**Exercise brief:** Please look for the string "this" below and report every line in which it occurs.

**Excerpts from an interface dataset:**
_____
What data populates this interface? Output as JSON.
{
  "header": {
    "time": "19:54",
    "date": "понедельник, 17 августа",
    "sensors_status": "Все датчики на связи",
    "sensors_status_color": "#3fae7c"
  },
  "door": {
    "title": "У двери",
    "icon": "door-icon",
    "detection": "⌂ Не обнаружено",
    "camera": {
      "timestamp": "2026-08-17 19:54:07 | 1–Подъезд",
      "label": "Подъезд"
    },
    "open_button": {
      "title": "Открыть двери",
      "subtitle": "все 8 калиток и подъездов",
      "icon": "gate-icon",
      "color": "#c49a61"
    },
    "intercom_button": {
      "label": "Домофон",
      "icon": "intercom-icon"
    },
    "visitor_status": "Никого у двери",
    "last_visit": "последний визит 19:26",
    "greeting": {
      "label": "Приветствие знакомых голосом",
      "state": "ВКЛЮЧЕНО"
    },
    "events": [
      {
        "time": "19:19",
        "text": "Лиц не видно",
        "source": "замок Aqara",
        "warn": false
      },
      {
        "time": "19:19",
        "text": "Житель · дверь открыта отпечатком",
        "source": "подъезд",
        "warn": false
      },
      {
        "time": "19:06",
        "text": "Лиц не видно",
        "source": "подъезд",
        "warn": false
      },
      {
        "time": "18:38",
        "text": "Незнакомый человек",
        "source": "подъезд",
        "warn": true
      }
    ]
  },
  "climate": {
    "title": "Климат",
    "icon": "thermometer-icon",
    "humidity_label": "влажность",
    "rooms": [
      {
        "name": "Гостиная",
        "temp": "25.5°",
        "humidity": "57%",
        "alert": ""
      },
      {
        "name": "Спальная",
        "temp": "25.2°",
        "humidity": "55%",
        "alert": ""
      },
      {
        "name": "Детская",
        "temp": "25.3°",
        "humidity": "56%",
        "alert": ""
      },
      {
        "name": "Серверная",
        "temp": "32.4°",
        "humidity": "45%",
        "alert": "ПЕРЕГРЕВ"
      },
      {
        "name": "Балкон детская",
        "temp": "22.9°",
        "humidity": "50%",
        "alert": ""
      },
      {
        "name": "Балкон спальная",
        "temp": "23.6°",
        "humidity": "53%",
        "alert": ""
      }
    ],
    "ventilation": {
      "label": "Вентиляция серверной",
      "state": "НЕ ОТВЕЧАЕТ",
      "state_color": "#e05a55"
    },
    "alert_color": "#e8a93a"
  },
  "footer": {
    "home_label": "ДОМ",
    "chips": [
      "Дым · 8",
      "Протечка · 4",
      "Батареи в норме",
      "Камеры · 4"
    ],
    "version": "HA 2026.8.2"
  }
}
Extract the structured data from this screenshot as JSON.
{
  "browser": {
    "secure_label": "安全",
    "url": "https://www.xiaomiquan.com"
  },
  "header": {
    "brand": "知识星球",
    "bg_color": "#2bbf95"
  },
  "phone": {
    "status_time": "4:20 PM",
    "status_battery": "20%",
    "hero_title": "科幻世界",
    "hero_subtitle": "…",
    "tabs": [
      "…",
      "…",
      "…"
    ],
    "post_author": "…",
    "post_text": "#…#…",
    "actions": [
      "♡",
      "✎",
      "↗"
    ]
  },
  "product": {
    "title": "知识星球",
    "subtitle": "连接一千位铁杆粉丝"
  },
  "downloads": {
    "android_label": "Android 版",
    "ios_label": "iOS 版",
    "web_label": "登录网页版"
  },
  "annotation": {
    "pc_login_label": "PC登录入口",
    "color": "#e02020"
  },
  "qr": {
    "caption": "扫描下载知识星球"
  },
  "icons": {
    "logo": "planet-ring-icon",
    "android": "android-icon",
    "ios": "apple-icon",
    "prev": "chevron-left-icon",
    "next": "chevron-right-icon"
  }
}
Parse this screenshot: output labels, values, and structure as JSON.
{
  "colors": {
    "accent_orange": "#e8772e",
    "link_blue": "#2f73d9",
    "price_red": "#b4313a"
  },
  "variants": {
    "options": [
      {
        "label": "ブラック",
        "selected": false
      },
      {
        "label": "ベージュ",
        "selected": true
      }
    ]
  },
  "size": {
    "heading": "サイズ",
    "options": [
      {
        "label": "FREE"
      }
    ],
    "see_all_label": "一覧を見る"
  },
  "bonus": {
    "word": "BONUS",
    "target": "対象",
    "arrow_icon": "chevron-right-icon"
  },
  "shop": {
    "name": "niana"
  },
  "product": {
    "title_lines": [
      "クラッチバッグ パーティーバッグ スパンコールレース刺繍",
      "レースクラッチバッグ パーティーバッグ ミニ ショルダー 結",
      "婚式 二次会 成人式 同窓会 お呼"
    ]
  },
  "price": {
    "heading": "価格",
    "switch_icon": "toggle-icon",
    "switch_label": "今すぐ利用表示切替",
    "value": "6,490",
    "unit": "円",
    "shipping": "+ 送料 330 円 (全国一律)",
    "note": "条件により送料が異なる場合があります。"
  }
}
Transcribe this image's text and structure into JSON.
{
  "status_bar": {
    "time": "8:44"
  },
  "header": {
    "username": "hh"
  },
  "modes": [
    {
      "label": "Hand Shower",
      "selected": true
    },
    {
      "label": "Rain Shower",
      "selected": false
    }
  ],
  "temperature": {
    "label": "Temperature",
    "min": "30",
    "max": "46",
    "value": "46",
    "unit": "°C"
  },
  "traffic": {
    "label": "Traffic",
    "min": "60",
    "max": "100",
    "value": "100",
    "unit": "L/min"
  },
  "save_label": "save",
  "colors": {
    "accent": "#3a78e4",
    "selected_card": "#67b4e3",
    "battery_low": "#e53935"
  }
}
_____
**Answer box:**
What data populates this interface? Output as JSON.
Extract the structured data from this screenshot as JSON.
Parse this screenshot: output labels, values, and structure as JSON.
Transcribe this image's text and structure into JSON.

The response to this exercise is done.